The problem:
All of the data below needs to be set down again, exactly as shown.
* * * * * * *
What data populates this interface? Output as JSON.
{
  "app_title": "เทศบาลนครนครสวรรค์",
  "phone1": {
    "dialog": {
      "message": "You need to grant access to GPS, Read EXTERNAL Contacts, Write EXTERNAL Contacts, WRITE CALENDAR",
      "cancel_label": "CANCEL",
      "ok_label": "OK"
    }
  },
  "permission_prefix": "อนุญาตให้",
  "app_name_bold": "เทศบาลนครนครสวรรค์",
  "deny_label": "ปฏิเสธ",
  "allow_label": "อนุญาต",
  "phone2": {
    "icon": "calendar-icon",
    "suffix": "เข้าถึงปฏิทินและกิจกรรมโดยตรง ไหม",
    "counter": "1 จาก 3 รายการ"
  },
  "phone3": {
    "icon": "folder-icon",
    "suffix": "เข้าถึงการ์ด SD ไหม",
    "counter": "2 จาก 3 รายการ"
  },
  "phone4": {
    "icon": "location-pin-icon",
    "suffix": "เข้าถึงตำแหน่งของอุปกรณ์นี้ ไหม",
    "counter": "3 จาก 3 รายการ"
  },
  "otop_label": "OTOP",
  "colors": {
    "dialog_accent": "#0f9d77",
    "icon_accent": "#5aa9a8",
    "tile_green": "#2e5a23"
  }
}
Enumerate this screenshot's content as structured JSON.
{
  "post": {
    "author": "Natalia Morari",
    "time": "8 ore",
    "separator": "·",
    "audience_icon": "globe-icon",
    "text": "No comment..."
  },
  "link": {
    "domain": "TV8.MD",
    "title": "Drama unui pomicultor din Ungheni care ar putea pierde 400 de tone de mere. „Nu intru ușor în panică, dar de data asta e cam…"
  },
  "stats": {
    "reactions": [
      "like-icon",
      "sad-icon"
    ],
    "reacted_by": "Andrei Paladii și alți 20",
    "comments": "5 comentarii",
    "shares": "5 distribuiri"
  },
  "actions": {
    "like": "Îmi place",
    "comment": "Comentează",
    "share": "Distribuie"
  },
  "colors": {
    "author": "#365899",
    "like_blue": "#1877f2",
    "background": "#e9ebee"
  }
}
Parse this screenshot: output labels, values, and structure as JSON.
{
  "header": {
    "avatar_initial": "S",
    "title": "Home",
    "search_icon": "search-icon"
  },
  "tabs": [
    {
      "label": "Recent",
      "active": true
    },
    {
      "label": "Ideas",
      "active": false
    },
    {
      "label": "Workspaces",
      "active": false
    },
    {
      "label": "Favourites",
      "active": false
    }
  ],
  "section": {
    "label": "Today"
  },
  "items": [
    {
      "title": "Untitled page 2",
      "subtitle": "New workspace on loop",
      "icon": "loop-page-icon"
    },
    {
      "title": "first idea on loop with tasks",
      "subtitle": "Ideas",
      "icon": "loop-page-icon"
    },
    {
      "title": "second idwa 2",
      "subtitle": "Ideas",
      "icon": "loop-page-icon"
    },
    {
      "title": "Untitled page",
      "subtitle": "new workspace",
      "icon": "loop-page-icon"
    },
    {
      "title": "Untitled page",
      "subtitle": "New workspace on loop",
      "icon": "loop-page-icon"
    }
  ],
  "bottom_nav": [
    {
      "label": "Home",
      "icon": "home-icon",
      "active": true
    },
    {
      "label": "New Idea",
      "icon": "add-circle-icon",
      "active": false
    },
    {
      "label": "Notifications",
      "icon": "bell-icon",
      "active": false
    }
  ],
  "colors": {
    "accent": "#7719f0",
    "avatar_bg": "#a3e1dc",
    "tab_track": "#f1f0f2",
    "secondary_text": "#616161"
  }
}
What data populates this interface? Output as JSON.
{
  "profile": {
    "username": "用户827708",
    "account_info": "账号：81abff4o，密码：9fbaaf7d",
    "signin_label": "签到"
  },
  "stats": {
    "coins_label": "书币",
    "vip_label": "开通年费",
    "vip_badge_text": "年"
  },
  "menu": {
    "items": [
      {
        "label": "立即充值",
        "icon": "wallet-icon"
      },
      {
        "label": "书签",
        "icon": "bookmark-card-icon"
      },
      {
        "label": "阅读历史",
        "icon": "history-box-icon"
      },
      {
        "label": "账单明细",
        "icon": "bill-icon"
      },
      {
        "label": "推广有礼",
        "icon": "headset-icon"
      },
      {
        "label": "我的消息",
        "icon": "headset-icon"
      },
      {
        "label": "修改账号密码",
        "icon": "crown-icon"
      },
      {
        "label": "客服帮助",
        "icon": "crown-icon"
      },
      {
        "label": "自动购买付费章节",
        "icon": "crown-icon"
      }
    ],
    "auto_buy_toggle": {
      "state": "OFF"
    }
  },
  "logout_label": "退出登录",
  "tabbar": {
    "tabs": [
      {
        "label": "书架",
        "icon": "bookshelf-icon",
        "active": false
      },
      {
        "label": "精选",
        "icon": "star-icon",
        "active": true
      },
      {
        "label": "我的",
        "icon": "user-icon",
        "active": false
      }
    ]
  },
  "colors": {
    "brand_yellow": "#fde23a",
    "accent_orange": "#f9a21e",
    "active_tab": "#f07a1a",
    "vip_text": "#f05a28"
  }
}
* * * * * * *
Written solution:
What data populates this interface? Output as JSON.
{
  "app_title": "เทศบาลนครนครสวรรค์",
  "phone1": {
    "dialog": {
      "message": "You need to grant access to GPS, Read EXTERNAL Contacts, Write EXTERNAL Contacts, WRITE CALENDAR",
      "cancel_label": "CANCEL",
      "ok_label": "OK"
    }
  },
  "permission_prefix": "อนุญาตให้",
  "app_name_bold": "เทศบาลนครนครสวรรค์",
  "deny_label": "ปฏิเสธ",
  "allow_label": "อนุญาต",
  "phone2": {
    "icon": "calendar-icon",
    "suffix": "เข้าถึงปฏิทินและกิจกรรมโดยตรง ไหม",
    "counter": "1 จาก 3 รายการ"
  },
  "phone3": {
    "icon": "folder-icon",
    "suffix": "เข้าถึงการ์ด SD ไหม",
    "counter": "2 จาก 3 รายการ"
  },
  "phone4": {
    "icon": "location-pin-icon",
    "suffix": "เข้าถึงตำแหน่งของอุปกรณ์นี้ ไหม",
    "counter": "3 จาก 3 รายการ"
  },
  "otop_label": "OTOP",
  "colors": {
    "dialog_accent": "#0f9d77",
    "icon_accent": "#5aa9a8",
    "tile_green": "#2e5a23"
  }
}
Enumerate this screenshot's content as structured JSON.
{
  "post": {
    "author": "Natalia Morari",
    "time": "8 ore",
    "separator": "·",
    "audience_icon": "globe-icon",
    "text": "No comment..."
  },
  "link": {
    "domain": "TV8.MD",
    "title": "Drama unui pomicultor din Ungheni care ar putea pierde 400 de tone de mere. „Nu intru ușor în panică, dar de data asta e cam…"
  },
  "stats": {
    "reactions": [
      "like-icon",
      "sad-icon"
    ],
    "reacted_by": "Andrei Paladii și alți 20",
    "comments": "5 comentarii",
    "shares": "5 distribuiri"
  },
  "actions": {
    "like": "Îmi place",
    "comment": "Comentează",
    "share": "Distribuie"
  },
  "colors": {
    "author": "#365899",
    "like_blue": "#1877f2",
    "background": "#e9ebee"
  }
}
Parse this screenshot: output labels, values, and structure as JSON.
{
  "header": {
    "avatar_initial": "S",
    "title": "Home",
    "search_icon": "search-icon"
  },
  "tabs": [
    {
      "label": "Recent",
      "active": true
    },
    {
      "label": "Ideas",
      "active": false
    },
    {
      "label": "Workspaces",
      "active": false
    },
    {
      "label": "Favourites",
      "active": false
    }
  ],
  "section": {
    "label": "Today"
  },
  "items": [
    {
      "title": "Untitled page 2",
      "subtitle": "New workspace on loop",
      "icon": "loop-page-icon"
    },
    {
      "title": "first idea on loop with tasks",
      "subtitle": "Ideas",
      "icon": "loop-page-icon"
    },
    {
      "title": "second idwa 2",
      "subtitle": "Ideas",
      "icon": "loop-page-icon"
    },
    {
      "title": "Untitled page",
      "subtitle": "new workspace",
      "icon": "loop-page-icon"
    },
    {
      "title": "Untitled page",
      "subtitle": "New workspace on loop",
      "icon": "loop-page-icon"
    }
  ],
  "bottom_nav": [
    {
      "label": "Home",
      "icon": "home-icon",
      "active": true
    },
    {
      "label": "New Idea",
      "icon": "add-circle-icon",
      "active": false
    },
    {
      "label": "Notifications",
      "icon": "bell-icon",
      "active": false
    }
  ],
  "colors": {
    "accent": "#7719f0",
    "avatar_bg": "#a3e1dc",
    "tab_track": "#f1f0f2",
    "secondary_text": "#616161"
  }
}
What data populates this interface? Output as JSON.
{
  "profile": {
    "username": "用户827708",
    "account_info": "账号：81abff4o，密码：9fbaaf7d",
    "signin_label": "签到"
  },
  "stats": {
    "coins_label": "书币",
    "vip_label": "开通年费",
    "vip_badge_text": "年"
  },
  "menu": {
    "items": [
      {
        "label": "立即充值",
        "icon": "wallet-icon"
      },
      {
        "label": "书签",
        "icon": "bookmark-card-icon"
      },
      {
        "label": "阅读历史",
        "icon": "history-box-icon"
      },
      {
        "label": "账单明细",
        "icon": "bill-icon"
      },
      {
        "label": "推广有礼",
        "icon": "headset-icon"
      },
      {
        "label": "我的消息",
        "icon": "headset-icon"
      },
      {
        "label": "修改账号密码",
        "icon": "crown-icon"
      },
      {
        "label": "客服帮助",
        "icon": "crown-icon"
      },
      {
        "label": "自动购买付费章节",
        "icon": "crown-icon"
      }
    ],
    "auto_buy_toggle": {
      "state": "OFF"
    }
  },
  "logout_label": "退出登录",
  "tabbar": {
    "tabs": [
      {
        "label": "书架",
        "icon": "bookshelf-icon",
        "active": false
      },
      {
        "label": "精选",
        "icon": "star-icon",
        "active": true
      },
      {
        "label": "我的",
        "icon": "user-icon",
        "active": false
      }
    ]
  },
  "colors": {
    "brand_yellow": "#fde23a",
    "accent_orange": "#f9a21e",
    "active_tab": "#f07a1a",
    "vip_text": "#f05a28"
  }
}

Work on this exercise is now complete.